### GOAL OF THE EXERCISE
Leave out the images and repeat every entry below exactly.

*** RECORDS TO USE ***

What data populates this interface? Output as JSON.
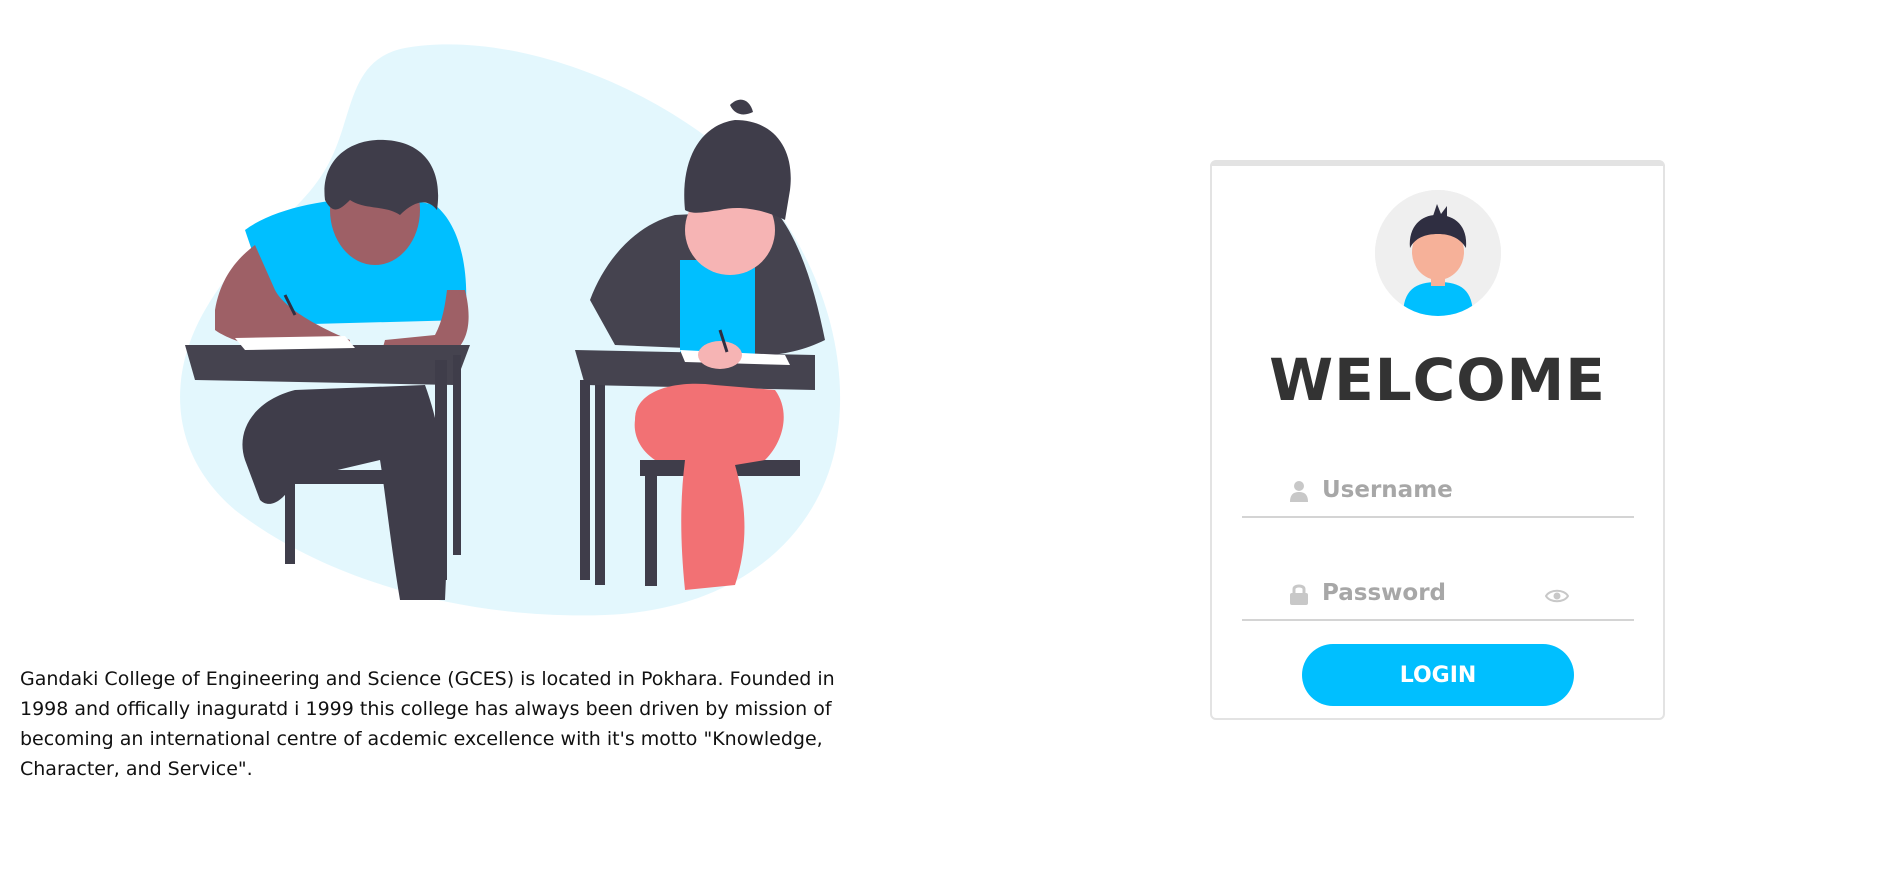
{
  "illustration": {
    "name": "students-writing-exam-illustration"
  },
  "description": {
    "text": "Gandaki College of Engineering and Science (GCES) is located in Pokhara. Founded in 1998 and offically inaguratd i 1999 this college has always been driven by mission of becoming an international centre of acdemic excellence with it's motto \"Knowledge, Character, and Service\"."
  },
  "login": {
    "avatar_icon": "user-avatar-icon",
    "welcome": "WELCOME",
    "username": {
      "icon": "user-icon",
      "placeholder": "Username",
      "value": ""
    },
    "password": {
      "icon": "lock-icon",
      "placeholder": "Password",
      "value": "",
      "toggle_icon": "eye-icon"
    },
    "button_label": "LOGIN"
  },
  "colors": {
    "accent": "#00bfff",
    "heading": "#333333",
    "placeholder": "#a7a7a7",
    "blob": "#e3f7fd"
  }
}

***

### SOLUTION
What data populates this interface? Output as JSON.
{
  "illustration": {
    "name": "students-writing-exam-illustration"
  },
  "description": {
    "text": "Gandaki College of Engineering and Science (GCES) is located in Pokhara. Founded in 1998 and offically inaguratd i 1999 this college has always been driven by mission of becoming an international centre of acdemic excellence with it's motto \"Knowledge, Character, and Service\"."
  },
  "login": {
    "avatar_icon": "user-avatar-icon",
    "welcome": "WELCOME",
    "username": {
      "icon": "user-icon",
      "placeholder": "Username",
      "value": ""
    },
    "password": {
      "icon": "lock-icon",
      "placeholder": "Password",
      "value": "",
      "toggle_icon": "eye-icon"
    },
    "button_label": "LOGIN"
  },
  "colors": {
    "accent": "#00bfff",
    "heading": "#333333",
    "placeholder": "#a7a7a7",
    "blob": "#e3f7fd"
  }
}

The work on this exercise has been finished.